**What is needed:** Can you print the data exactly and leave out each image?

**Data to process:**
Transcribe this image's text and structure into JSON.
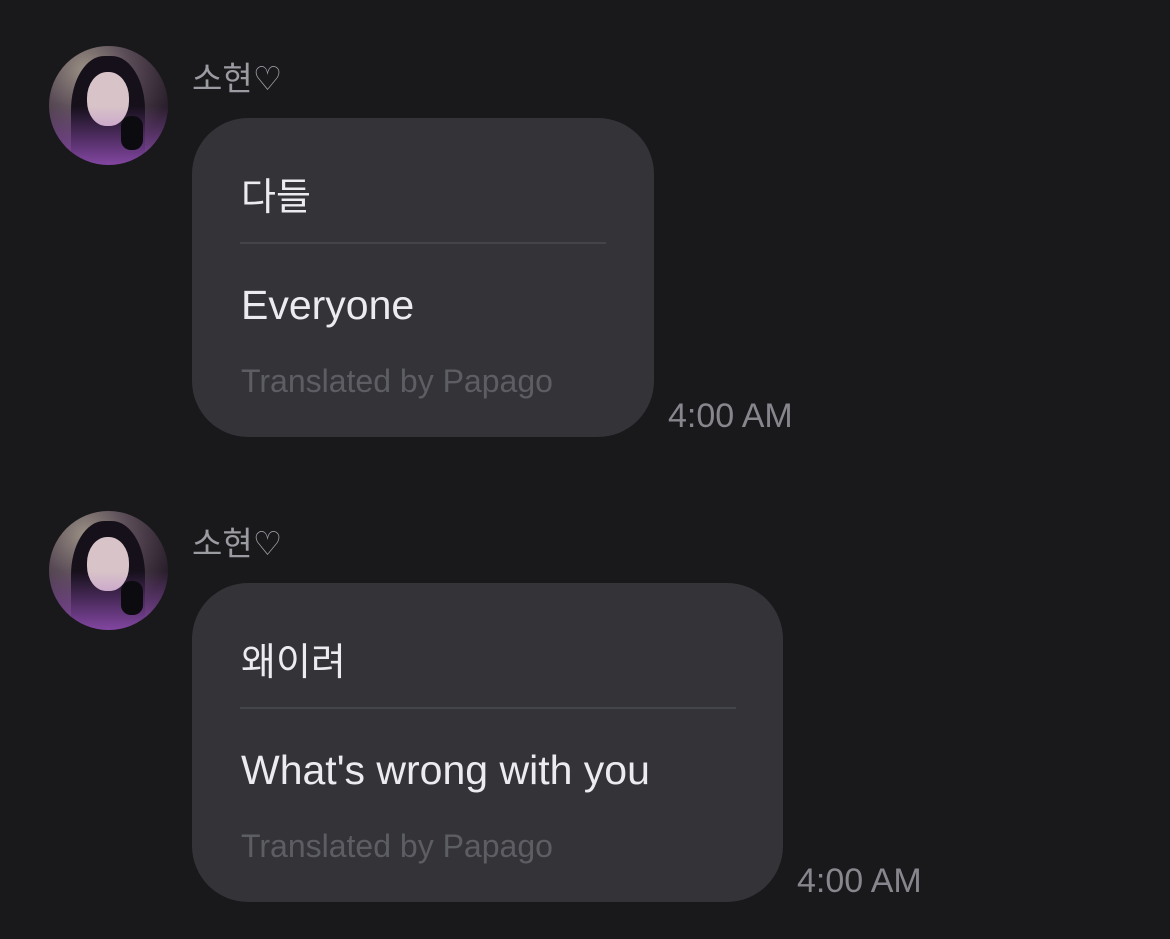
{
  "messages": [
    {
      "sender": "소현♡",
      "original": "다들",
      "translation": "Everyone",
      "credit": "Translated by Papago",
      "time": "4:00 AM"
    },
    {
      "sender": "소현♡",
      "original": "왜이려",
      "translation": "What's wrong with you",
      "credit": "Translated by Papago",
      "time": "4:00 AM"
    }
  ],
  "colors": {
    "background": "#19191c",
    "bubble": "#333338",
    "text": "#ececf0",
    "muted": "#86868c"
  }
}
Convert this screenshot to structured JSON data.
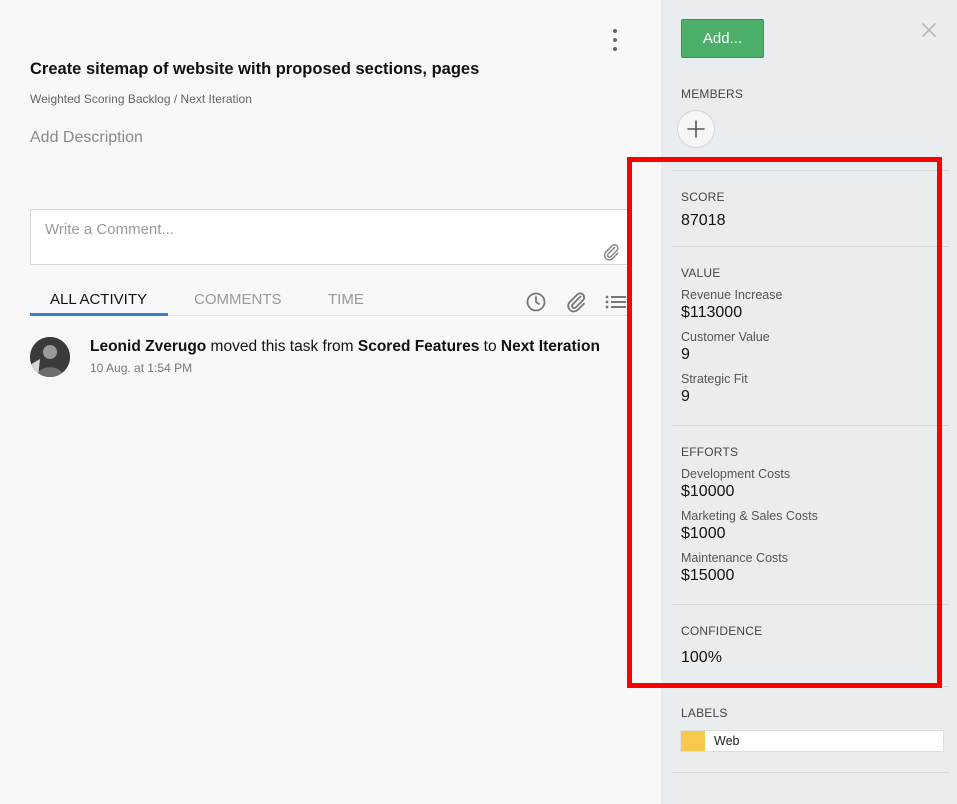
{
  "task": {
    "title": "Create sitemap of website with proposed sections, pages",
    "breadcrumb": "Weighted Scoring Backlog / Next Iteration",
    "add_description": "Add Description"
  },
  "comment": {
    "placeholder": "Write a Comment..."
  },
  "tabs": [
    {
      "label": "ALL ACTIVITY",
      "active": true
    },
    {
      "label": "COMMENTS",
      "active": false
    },
    {
      "label": "TIME",
      "active": false
    }
  ],
  "tab_icons": [
    "clock-icon",
    "paperclip-icon",
    "list-icon"
  ],
  "activity": [
    {
      "user": "Leonid Zverugo",
      "action": " moved this task from ",
      "from": "Scored Features",
      "connector": " to ",
      "to": "Next Iteration",
      "time": "10 Aug. at 1:54 PM"
    }
  ],
  "sidebar": {
    "add_button": "Add...",
    "members_label": "MEMBERS",
    "score_label": "SCORE",
    "score_value": "87018",
    "value_label": "VALUE",
    "value_fields": [
      {
        "label": "Revenue Increase",
        "value": "$113000"
      },
      {
        "label": "Customer Value",
        "value": "9"
      },
      {
        "label": "Strategic Fit",
        "value": "9"
      }
    ],
    "efforts_label": "EFFORTS",
    "efforts_fields": [
      {
        "label": "Development Costs",
        "value": "$10000"
      },
      {
        "label": "Marketing & Sales Costs",
        "value": "$1000"
      },
      {
        "label": "Maintenance Costs",
        "value": "$15000"
      }
    ],
    "confidence_label": "CONFIDENCE",
    "confidence_value": "100%",
    "labels_label": "LABELS",
    "labels": [
      {
        "name": "Web",
        "color": "#f6c94a"
      }
    ]
  },
  "colors": {
    "accent_tab": "#3f7fd0",
    "add_button": "#4caf6a",
    "highlight": "#ff0000"
  }
}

**Solution for this task:**
Transcribe this image's text and structure into JSON.
{
  "messages": [
    {
      "sender": "소현♡",
      "original": "다들",
      "translation": "Everyone",
      "credit": "Translated by Papago",
      "time": "4:00 AM"
    },
    {
      "sender": "소현♡",
      "original": "왜이려",
      "translation": "What's wrong with you",
      "credit": "Translated by Papago",
      "time": "4:00 AM"
    }
  ],
  "colors": {
    "background": "#19191c",
    "bubble": "#333338",
    "text": "#ececf0",
    "muted": "#86868c"
  }
}
Convert this screenshot to structured JSON data.
{
  "task": {
    "title": "Create sitemap of website with proposed sections, pages",
    "breadcrumb": "Weighted Scoring Backlog / Next Iteration",
    "add_description": "Add Description"
  },
  "comment": {
    "placeholder": "Write a Comment..."
  },
  "tabs": [
    {
      "label": "ALL ACTIVITY",
      "active": true
    },
    {
      "label": "COMMENTS",
      "active": false
    },
    {
      "label": "TIME",
      "active": false
    }
  ],
  "tab_icons": [
    "clock-icon",
    "paperclip-icon",
    "list-icon"
  ],
  "activity": [
    {
      "user": "Leonid Zverugo",
      "action": " moved this task from ",
      "from": "Scored Features",
      "connector": " to ",
      "to": "Next Iteration",
      "time": "10 Aug. at 1:54 PM"
    }
  ],
  "sidebar": {
    "add_button": "Add...",
    "members_label": "MEMBERS",
    "score_label": "SCORE",
    "score_value": "87018",
    "value_label": "VALUE",
    "value_fields": [
      {
        "label": "Revenue Increase",
        "value": "$113000"
      },
      {
        "label": "Customer Value",
        "value": "9"
      },
      {
        "label": "Strategic Fit",
        "value": "9"
      }
    ],
    "efforts_label": "EFFORTS",
    "efforts_fields": [
      {
        "label": "Development Costs",
        "value": "$10000"
      },
      {
        "label": "Marketing & Sales Costs",
        "value": "$1000"
      },
      {
        "label": "Maintenance Costs",
        "value": "$15000"
      }
    ],
    "confidence_label": "CONFIDENCE",
    "confidence_value": "100%",
    "labels_label": "LABELS",
    "labels": [
      {
        "name": "Web",
        "color": "#f6c94a"
      }
    ]
  },
  "colors": {
    "accent_tab": "#3f7fd0",
    "add_button": "#4caf6a",
    "highlight": "#ff0000"
  }
}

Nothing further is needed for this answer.